One of the Wells was located in the jungles of the Southwest, and a circle of young Solars – freshly exalted after the Scarlet Empress vanished – discovered it and went off to explore it. However, they were ambushed and killed by an experienced Wyld Hunt group while within the well. This was duly reported in the Celestial Hierarchy and got no further comment from anyone except a few expressions of relief from members of the Sidereal Bronze Faction. However, when a member of the Gold Faction named Yabok reviewed the paperwork, he noticed something very disturbing: The Solar shards of the killed Solars had not reappeared in Lytek’s office for reassignment, and indeed seemed to have vanished entirely.

Worried, Yabok travelled to the known location of the Solars’ demise, and was astonished by the Well he found. After some examination and experimentation, he discovered that with a certain Celestial Circle spell allowed him to travel through the Well – and to a world different from anything he has known before...

He soon figured out that he should keep Essense expenditure to a minimum to avoid attracting strange spiritual entities – the component souls of Yaldabaoth. And though it took him some time to adjust to this new world with its strange cultures and languages, he eventually pierced the truth together – the Solar shards had been sucked through the Well and appeared on Earth! With no divine guidance, they had attached themselves to random people during a moment of personal greatness. He attempted to find those new Solars before they were killed by the component souls. The first few times he came too late, but eventually, he succeeded and either convinced them to come with him “to a place of safety” or overwhelmed them through force, for they were still very inexperienced and he was a master of the Martial Arts. He gathered them at the Earthside entrance of the Well and prepared the spell to send them through.

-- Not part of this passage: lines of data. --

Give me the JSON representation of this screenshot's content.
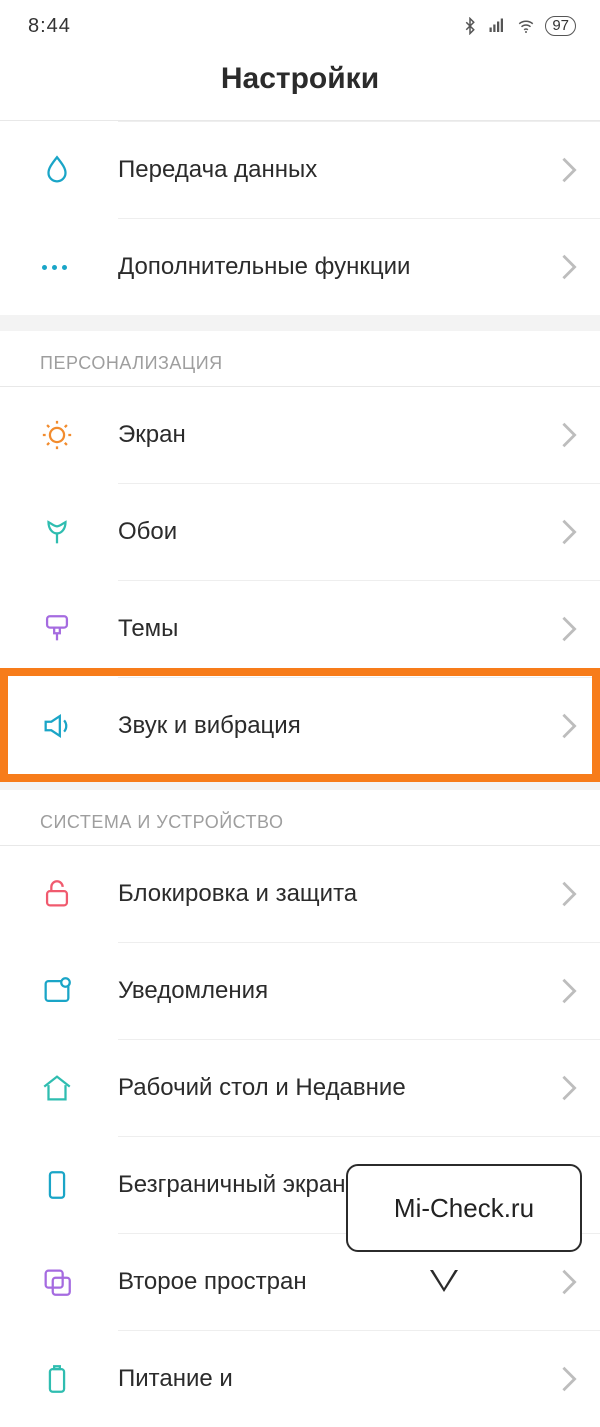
{
  "status": {
    "time": "8:44",
    "battery": "97"
  },
  "title": "Настройки",
  "groups": [
    {
      "header": null,
      "items": [
        {
          "key": "data-usage",
          "label": "Передача данных"
        },
        {
          "key": "more-features",
          "label": "Дополнительные функции"
        }
      ]
    },
    {
      "header": "ПЕРСОНАЛИЗАЦИЯ",
      "items": [
        {
          "key": "display",
          "label": "Экран"
        },
        {
          "key": "wallpaper",
          "label": "Обои"
        },
        {
          "key": "themes",
          "label": "Темы"
        },
        {
          "key": "sound-vibration",
          "label": "Звук и вибрация",
          "highlighted": true
        }
      ]
    },
    {
      "header": "СИСТЕМА И УСТРОЙСТВО",
      "items": [
        {
          "key": "lock-security",
          "label": "Блокировка и защита"
        },
        {
          "key": "notifications",
          "label": "Уведомления"
        },
        {
          "key": "home-recents",
          "label": "Рабочий стол и Недавние"
        },
        {
          "key": "fullscreen",
          "label": "Безграничный экран"
        },
        {
          "key": "second-space",
          "label": "Второе простран"
        },
        {
          "key": "battery-perf",
          "label": "Питание и"
        }
      ]
    }
  ],
  "callout": {
    "text": "Mi-Check.ru"
  },
  "icons": {
    "data-usage": "drop-icon",
    "more-features": "more-icon",
    "display": "sun-icon",
    "wallpaper": "tulip-icon",
    "themes": "brush-icon",
    "sound-vibration": "speaker-icon",
    "lock-security": "lock-icon",
    "notifications": "notification-icon",
    "home-recents": "home-icon",
    "fullscreen": "phone-icon",
    "second-space": "dual-icon",
    "battery-perf": "battery-icon"
  }
}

But thanks to her connection to Yaldabaoth, the Dowager had now learned of these intruders – and now she sent her own servants after Yekob as well. He finished the spell just in time, sent the Solars through, and turned to hold off their pursuers for long enough, intending to follow after them – but just before he left, he was killed by a surprise attack, and the spell ended. And now the new Solars are stranded in a strange new world with strange people and customs, with only their status as accidental Chosen of the Unconquered Sun and age-old memories not their own to help them.

For the first time ever there is a circle of Solars on the loose in Creation which is ungoverned by Fate. Will they use their knowledge of Earth to reshape Creation in a new image, or will their ignorance of the ways of Creation kill them? Will they forge new nations in Creation or will they desire to go home again – and if they do go home to Earth, what will they find there as the plans of the Dowager ripen?

What legends will be told of their deeds – on both Creation and Earth?"

And now...

I don't know if I will run Exalted 3E at any time in the next few years. But I didn't know I would be running my Cold Frontier campaign either when I started preparing it - but when the decision came, I was very glad indeed for all the prep work I had already done, since it helped me set up the campaign quickly. Therefore, I will give my old Exalted campaign a "do-over" and prepare it in the vein of a sandbox campaign. As long as I am not committed to running it, I won't be in a hurry to fill out all the blank spots on the map, since later publications for the new line (such as the new varieties of Exalted) could give me new ideas for stuff to put there. But it won't hurt to have lots of details already before I get to that point.